◆ Your instructions
State how many lines in the records below include the word "JSON". Give nothing but that number.

(Data about app and page elements)
+++
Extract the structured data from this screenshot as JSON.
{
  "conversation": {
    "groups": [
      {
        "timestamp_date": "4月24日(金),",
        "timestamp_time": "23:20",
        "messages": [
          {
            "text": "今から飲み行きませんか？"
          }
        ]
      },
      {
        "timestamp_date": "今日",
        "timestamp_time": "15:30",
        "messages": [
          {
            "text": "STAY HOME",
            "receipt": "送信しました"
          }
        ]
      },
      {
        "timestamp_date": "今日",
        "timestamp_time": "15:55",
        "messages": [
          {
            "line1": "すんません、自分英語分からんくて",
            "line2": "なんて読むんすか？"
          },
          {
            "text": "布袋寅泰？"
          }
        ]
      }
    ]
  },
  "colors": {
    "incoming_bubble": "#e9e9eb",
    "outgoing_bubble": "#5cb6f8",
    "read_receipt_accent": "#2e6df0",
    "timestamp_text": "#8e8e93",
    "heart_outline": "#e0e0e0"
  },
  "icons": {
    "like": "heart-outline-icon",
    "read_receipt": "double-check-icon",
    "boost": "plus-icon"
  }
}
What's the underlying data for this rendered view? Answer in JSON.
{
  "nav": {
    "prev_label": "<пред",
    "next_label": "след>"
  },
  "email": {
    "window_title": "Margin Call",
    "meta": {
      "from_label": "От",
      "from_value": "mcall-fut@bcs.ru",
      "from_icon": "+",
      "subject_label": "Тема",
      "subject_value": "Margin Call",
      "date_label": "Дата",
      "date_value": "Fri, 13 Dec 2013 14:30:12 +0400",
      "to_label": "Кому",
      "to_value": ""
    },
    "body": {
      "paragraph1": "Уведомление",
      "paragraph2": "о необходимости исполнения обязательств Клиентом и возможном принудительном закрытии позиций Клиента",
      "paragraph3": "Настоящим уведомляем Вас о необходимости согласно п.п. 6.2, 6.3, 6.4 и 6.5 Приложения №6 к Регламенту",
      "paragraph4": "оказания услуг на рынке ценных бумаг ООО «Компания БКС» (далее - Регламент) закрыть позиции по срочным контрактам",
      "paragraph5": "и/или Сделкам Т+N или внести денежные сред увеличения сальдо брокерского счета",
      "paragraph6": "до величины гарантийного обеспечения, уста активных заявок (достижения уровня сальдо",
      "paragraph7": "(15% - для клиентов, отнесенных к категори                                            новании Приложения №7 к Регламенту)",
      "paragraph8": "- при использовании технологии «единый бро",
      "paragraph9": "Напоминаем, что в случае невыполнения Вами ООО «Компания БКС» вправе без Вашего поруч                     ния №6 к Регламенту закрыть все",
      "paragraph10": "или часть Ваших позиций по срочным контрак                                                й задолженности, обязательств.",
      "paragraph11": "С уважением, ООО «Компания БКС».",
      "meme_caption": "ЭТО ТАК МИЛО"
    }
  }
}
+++
◆ Answer box
2